Hi all!
# spicedb
Hi all! Do you have any resources with some examples of how to use SpiceDB in a somewhat "real" example? Preferably a Python application? 🙂 I'm trying to understand how to actually use SpiceDB to check permissions. Do I first ask SpiceDB if a given user with some attributes/roles have permission to read some resource? What then if I have to check many resources? I.e. for a
endpoint that's supposed to fetch all rows in some table, but the given user should only be able to read some of those rows. Thank you in advance for pointing me in the right direction 🙂
👋 We have a docs site with an entry on how to get started with an example application, and you can switch between languages. Not sure if it qualifies as "real" - no sure that means in this context 😅 - but it's probably a good place to start! https://authzed.com/docs/spicedb/getting-started/protecting-a-blog The SpiceDB Playground is also a great resource for learning and experimenting: https://play.authzed.com It even comes with a bunch of examples to select from. When it comes to checking, yes you want to perform calls to SpiceDB
, which answer the question "can subject do on resource ". SpiceDB will figure out if they have permission based on any of the grants you may have modeled. If you have many resources, you can either use

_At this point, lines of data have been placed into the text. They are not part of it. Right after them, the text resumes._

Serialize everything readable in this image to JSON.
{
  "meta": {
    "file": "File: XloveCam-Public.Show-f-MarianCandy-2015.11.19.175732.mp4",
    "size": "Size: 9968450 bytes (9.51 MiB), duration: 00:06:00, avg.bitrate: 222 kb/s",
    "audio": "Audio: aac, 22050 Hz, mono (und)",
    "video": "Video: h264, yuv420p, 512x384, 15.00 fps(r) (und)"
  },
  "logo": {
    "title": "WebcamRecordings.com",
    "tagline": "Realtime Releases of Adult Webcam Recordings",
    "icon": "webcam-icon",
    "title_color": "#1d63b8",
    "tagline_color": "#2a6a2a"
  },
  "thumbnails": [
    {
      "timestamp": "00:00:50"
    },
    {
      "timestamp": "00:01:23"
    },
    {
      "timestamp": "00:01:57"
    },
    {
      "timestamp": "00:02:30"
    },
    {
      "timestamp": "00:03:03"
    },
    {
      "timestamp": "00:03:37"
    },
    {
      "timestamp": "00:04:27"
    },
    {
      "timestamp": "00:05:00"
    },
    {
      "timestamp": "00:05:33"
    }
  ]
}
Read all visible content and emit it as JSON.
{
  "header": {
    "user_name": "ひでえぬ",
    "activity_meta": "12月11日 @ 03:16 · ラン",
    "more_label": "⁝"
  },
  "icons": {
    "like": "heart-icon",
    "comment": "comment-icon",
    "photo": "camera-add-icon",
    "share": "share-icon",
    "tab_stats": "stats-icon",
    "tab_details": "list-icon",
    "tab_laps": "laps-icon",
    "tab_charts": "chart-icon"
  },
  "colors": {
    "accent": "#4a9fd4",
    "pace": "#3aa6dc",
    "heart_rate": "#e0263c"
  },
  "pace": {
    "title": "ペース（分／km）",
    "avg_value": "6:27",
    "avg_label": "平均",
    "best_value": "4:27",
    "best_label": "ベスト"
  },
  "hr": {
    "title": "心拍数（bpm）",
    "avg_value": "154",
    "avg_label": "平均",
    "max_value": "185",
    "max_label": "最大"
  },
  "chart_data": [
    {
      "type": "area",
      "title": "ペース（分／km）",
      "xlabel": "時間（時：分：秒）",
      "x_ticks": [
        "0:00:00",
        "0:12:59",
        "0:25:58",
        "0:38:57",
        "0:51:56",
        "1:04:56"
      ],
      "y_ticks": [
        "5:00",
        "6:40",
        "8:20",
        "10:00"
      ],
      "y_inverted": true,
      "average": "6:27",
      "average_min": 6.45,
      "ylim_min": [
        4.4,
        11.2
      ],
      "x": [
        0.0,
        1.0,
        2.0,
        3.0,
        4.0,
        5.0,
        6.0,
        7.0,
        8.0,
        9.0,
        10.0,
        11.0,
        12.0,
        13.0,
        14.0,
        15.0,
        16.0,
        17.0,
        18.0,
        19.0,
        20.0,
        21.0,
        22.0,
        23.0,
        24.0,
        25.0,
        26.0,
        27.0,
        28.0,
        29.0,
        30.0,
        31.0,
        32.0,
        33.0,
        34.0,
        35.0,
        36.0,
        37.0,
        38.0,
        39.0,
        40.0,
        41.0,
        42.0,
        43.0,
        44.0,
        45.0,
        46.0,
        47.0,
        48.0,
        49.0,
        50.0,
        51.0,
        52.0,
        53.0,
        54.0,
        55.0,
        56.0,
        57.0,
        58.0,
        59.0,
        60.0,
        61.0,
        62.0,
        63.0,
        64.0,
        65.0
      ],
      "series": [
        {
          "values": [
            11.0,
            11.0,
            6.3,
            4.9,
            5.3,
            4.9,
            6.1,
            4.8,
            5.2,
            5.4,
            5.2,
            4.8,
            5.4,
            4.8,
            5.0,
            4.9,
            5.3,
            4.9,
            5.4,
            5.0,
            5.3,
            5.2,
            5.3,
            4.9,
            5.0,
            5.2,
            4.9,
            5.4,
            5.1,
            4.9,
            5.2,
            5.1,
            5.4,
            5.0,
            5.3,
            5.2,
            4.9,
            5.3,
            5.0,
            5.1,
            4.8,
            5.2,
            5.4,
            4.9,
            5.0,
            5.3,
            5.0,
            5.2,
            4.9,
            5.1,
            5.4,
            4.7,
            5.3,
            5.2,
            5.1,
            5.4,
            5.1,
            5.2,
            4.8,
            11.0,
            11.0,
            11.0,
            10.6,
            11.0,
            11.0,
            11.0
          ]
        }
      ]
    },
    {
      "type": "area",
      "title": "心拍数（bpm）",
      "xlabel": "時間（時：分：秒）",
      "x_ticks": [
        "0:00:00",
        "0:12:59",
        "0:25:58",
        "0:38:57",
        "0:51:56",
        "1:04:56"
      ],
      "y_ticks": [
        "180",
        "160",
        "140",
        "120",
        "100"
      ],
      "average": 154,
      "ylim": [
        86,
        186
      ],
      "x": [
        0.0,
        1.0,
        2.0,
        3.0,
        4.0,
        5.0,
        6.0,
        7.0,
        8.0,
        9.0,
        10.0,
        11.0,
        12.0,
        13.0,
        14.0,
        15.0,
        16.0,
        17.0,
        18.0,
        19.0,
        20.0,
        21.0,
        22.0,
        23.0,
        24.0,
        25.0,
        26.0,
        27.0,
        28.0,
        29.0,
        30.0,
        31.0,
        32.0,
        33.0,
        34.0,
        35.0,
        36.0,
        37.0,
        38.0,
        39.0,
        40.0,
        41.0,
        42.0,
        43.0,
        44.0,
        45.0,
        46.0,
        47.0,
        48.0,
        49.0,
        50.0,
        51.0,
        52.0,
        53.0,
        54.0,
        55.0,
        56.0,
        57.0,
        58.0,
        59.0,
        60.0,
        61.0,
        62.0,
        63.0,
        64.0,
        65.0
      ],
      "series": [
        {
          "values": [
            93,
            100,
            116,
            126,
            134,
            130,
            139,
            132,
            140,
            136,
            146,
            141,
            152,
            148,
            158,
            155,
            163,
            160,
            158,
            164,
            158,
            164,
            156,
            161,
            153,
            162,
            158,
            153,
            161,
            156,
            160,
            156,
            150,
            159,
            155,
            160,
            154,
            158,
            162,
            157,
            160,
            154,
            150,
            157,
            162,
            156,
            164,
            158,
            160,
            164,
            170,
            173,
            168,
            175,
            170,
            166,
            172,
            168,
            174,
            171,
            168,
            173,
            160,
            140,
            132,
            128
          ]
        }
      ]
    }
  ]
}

to check various resources, or use
, which answers the question "tell me all the resources of type that subject has permission on". https://cdn.discordapp.com/attachments/1212685087372738580/1212686969079996456/image.png?ex=65f2bdc0&is=65e048c0&hm=1a192b52b19d2b24c0073fd4c3568858dbd07ae794c1c2fe580b3d1f3c1ac240&
Thanks for getting back to me so quickly! Indeed, that is a practical example! I apologize for my unclear wording earlier. 🙂 I've reviewed that example and found it to be a helpful starting point. The only aspect I felt was lacking was a more "comprehensive" example. Nevertheless, I suppose the most instructive example will be the one I create through my experimentation. 🙂 Ah, I understand now. 🙂 If I may, I'd like to pose a brief follow-up question regarding your last point: If I already have a table filled with a significant amount of data and I decide to implement SpiceDB, what steps should I take? I'm assuming I would need to iterate over all the rows, assigning permissions to each row in that table. Afterward, I could proceed as you suggested: issue a query like "tell me all the resources of type that subject has permission to read", receive a list of IDs, and then perform a database query for those records, correct?
@Covey I use SpiceDB for a safety application; and for things like a 'list all jobs' endpoint i do a LookupResources 'job' for user:x; and then pipe that directly into my SQL queries ('where id IN ....').
Nice 🙂 Thanks for chiming in! I'll create a small POC and start exploring I think 🙂
Exactly, of course you have to be mindful that depending on the size of that list, both
and the JOIN in your database are going to eventually get slower with the size of that list, but for starters it would work. And yes, your thinking is right, when you onboard you application to SpiceDB you want to do a "backfill" where you evaluate your main DB's data and write SpiceDB relationships. There are many approaches for this, some folks treat SpiceDB as a denormalized form of the data in the DB, and use either application dual writes, or strategies like transaction log tailing. Other folks treat SpiceDB as source of thruth and only store there certain information - it depends on your application. Or a mixture of both approaches!
Right 🙂 Thank you!